===== Data for this task

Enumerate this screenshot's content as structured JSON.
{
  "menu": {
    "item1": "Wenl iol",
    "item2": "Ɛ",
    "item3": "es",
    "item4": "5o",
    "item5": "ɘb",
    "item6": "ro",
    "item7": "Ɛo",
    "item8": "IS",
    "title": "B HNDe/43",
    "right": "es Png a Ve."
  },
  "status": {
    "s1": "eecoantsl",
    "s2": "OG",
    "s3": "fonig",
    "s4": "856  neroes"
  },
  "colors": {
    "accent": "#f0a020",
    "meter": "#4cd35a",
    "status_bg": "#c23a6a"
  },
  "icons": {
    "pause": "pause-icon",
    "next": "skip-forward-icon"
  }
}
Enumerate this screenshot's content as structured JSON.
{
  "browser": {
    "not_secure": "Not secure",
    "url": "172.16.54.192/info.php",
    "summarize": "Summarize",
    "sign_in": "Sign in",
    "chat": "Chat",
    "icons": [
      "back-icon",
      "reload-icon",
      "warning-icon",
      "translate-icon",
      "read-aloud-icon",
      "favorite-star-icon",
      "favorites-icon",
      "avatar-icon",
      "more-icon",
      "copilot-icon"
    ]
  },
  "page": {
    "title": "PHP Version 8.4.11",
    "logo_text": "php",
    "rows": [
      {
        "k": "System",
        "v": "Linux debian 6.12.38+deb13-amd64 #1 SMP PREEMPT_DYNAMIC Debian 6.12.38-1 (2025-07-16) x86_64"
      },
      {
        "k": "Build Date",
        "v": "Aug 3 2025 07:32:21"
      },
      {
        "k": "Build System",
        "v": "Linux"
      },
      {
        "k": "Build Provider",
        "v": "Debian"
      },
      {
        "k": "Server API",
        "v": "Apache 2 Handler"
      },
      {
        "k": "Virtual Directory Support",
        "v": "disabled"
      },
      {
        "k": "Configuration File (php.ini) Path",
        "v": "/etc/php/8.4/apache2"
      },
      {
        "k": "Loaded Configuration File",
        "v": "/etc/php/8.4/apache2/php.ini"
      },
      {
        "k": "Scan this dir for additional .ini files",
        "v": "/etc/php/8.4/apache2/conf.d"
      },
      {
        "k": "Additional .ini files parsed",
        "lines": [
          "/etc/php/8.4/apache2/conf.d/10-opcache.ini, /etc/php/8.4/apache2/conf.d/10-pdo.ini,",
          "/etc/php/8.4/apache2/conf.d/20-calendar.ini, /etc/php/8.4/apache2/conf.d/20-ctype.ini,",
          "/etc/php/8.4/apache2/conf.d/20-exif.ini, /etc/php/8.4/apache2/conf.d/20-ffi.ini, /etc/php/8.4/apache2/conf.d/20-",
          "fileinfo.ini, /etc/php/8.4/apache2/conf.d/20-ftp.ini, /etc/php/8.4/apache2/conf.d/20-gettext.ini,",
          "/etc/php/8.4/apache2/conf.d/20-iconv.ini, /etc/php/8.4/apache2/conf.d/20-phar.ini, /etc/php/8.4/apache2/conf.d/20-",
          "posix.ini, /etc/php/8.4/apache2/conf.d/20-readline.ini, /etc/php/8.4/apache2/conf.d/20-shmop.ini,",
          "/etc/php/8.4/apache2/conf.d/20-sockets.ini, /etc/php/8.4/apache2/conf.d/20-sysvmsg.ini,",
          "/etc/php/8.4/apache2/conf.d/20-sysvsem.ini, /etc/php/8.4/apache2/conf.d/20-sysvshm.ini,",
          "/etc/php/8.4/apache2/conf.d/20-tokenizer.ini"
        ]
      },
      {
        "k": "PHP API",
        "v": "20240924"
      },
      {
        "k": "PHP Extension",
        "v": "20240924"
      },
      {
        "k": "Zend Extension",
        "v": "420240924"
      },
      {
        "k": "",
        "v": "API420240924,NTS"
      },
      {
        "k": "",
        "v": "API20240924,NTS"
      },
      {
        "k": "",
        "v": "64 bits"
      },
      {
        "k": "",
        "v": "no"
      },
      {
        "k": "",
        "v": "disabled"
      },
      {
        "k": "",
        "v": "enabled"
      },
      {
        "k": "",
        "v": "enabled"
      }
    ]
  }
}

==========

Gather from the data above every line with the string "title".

    "title": "B HNDe/43",
    "title": "PHP Version 8.4.11",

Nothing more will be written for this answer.